Severe Thunderstorm Watch

A Severe Thunderstorm Watch means conditions are favorable for the development of Severe Weather in and close to the watch area. If you are in the watch area, monitor the weather conditions closely. Storms can develop rapidly, and advanced warning may not be possible. Watches are often issued for a large geographical area.

Spotting groups should prepare to deploy when a Watch is issued.

Severe Thunderstorm Warning

A Severe Thunderstorm Warning means that a severe thunderstorm has been observed, or is indicated on radar. If you are near, or in the path of the storm, take immediate actions to protect life and property. A thunderstorm is considered severe if winds are 58 mph, and/or hail 3/4 inch in size.

When warnings are issued, local spotting groups should already be in place and their safety established.

Tornado Watch

A Tornado Watch means conditions are favorable for tornadoes and severe thunderstorms in and close to the watch area. Persons in these areas should be on the lookout for threatening weather conditions, and listen for later statements and possible warnings. Watches are often issued for a large geographical area.

Spotting groups should prepare to deploy when a Watch is issued.

Tornado Warning

A Tornado Warning is issued when a Tornado has been detected on radar, or reported by storm spotters. When warnings are issued, local spotting groups should already be in place and their safety established.

Flood / Flash Flood Watch

A flood occurs after 6 hours following the end of the causative event (heavy rain, ice jam, dam breaks). A flash flood occurs within 6 hours of the causative event. Watches are issued when the WFO feels flooding is possible in certain areas of the CWA.

Flood / Flash Flood Warning

Flood / Flash Flood Warnings are issued when such flooding is imminent, or has been reported in by storm spotters.

Blizzard Warning

A Blizzard is a severe winter storm with strong winds, falling and/or blowing snow, and poor visibilities. White-out conditions are likely during blizzards.
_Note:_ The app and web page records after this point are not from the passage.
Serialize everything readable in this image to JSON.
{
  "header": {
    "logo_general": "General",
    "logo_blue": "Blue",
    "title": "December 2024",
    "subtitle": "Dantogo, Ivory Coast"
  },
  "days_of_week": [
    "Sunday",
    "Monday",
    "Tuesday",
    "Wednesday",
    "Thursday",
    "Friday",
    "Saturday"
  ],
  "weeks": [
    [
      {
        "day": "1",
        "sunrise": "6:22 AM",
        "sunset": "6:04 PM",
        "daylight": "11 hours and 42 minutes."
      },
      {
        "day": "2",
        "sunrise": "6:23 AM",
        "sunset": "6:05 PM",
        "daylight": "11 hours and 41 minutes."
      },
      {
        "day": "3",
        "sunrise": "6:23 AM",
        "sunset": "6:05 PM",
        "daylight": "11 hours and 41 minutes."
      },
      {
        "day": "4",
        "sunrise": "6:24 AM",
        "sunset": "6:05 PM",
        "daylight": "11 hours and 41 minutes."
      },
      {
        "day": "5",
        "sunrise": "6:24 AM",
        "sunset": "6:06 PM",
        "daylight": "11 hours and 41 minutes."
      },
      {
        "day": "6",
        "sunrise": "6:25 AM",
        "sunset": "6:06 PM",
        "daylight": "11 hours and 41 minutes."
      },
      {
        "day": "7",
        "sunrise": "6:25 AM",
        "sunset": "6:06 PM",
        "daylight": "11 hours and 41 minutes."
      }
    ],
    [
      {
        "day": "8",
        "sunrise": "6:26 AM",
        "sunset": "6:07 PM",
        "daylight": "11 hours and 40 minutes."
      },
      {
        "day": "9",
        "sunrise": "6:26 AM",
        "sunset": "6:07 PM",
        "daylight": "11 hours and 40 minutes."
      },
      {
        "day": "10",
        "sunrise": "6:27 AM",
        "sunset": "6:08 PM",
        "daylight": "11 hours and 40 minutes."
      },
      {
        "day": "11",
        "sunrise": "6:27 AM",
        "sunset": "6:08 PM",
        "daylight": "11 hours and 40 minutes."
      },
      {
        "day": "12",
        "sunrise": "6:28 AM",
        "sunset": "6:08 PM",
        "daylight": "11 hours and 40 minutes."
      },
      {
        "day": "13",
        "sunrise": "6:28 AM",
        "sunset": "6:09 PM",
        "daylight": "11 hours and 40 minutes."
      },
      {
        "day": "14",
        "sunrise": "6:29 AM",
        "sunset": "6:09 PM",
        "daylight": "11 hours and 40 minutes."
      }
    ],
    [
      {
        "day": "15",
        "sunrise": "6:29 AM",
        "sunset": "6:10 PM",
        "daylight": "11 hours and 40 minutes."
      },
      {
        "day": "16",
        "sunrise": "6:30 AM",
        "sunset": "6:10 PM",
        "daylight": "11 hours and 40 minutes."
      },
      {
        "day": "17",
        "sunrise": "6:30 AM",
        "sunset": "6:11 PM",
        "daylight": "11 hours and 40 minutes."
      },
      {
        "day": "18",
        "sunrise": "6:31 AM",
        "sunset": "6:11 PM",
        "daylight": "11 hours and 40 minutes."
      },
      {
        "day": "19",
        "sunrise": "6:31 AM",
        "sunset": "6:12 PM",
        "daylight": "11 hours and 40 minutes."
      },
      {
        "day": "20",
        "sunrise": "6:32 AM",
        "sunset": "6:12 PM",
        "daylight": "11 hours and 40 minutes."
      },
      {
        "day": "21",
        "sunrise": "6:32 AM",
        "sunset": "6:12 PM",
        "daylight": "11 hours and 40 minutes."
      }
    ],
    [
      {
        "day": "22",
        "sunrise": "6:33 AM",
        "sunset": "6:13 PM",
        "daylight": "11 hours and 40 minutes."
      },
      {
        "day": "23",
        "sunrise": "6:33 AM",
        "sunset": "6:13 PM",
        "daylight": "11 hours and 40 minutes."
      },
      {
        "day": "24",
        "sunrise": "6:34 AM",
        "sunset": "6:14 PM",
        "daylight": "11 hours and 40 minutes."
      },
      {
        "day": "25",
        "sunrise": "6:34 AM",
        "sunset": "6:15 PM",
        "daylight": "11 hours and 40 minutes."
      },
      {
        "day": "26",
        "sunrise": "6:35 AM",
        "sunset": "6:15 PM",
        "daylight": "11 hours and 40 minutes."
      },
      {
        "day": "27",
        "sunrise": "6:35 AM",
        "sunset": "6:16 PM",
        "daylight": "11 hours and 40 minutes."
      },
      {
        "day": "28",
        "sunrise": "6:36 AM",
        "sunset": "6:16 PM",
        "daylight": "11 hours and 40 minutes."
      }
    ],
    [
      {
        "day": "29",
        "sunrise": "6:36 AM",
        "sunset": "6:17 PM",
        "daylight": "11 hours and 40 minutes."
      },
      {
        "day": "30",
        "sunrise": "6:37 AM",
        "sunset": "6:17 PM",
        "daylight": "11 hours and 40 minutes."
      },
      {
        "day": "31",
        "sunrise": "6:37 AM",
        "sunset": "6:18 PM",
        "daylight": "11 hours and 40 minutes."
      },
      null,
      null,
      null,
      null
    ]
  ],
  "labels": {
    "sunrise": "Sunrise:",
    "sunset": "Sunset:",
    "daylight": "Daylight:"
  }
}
Blizzards feature winds of 35 mph or higher, with visibility falling to 1/4 mile or less. Travel is usually impossible.

Winter Storm Warning

A Winter Storm Warning means that significant amounts of snow, with blowing and drifting is expected. 6" or more snow within 12 hours, or 8 inches within 24 hours, winds 25mph or faster. Travel is very hazardous.

Winter Weather Advisory

A Winter Weather Advisory means that snowfall in the 2 - 4 inch range, along with gusty winds, are expected in the advised area. Sleet and hail is also possible during the weather event. Roads are often slippery and hazardous.

Snow Advisory

A Snow Advisory means that periods of snow will cause primarily travel difficulties. 3 to 6 inches of snow within 12 hours.Be prepared for snow covered roads and limited visibilities.

Heavy Snow Warning

A Heavy Snow Warning means that snowfalls greater than 6 inches is possible in the affected areas. Winds are less than 25 mph. Heavy Snow Warnings differ from Winter Storm Warnings due to the amount of wind and drifting potentials. Travel will often be hazardous, and the heavy snow accumulations may cause damage to property if the snow is not periodically removed.

Winter Storm Watch

A Winter Storm Watch means there is a potential for significant snow and wind that may impact travel. Winter Storm Watches often turn into Winter Storm Warnings, Heavy Snow Warnings, Snow Advisories, or Winter Weather Advisories.

High Wind Warning

Sustained winds greater than 40pmh for 1 hour or more.

Wind Advisory

Sustained winds 30 mph or higher, for 1 hour or more.

Wind Chill Warning

Wind chills falling beyond 35 degrees below zero with at least 10 mph wind. Extreme danger to exposed skin.

Wind Chill Advisory

Wind chills 25 to 34 below zero, with at least a 10 mph wind.

Marine Warnings

Special Marine Warning: winds 34 knots or faster for 2 hours or less

Gale Warning: Sustained winds 34 - 47 knots

Storm Warning: Sustained winds 48 - 64 knots

Hurricane Force Winds: Sustained winds 65 knots or higher

Common Weather Terms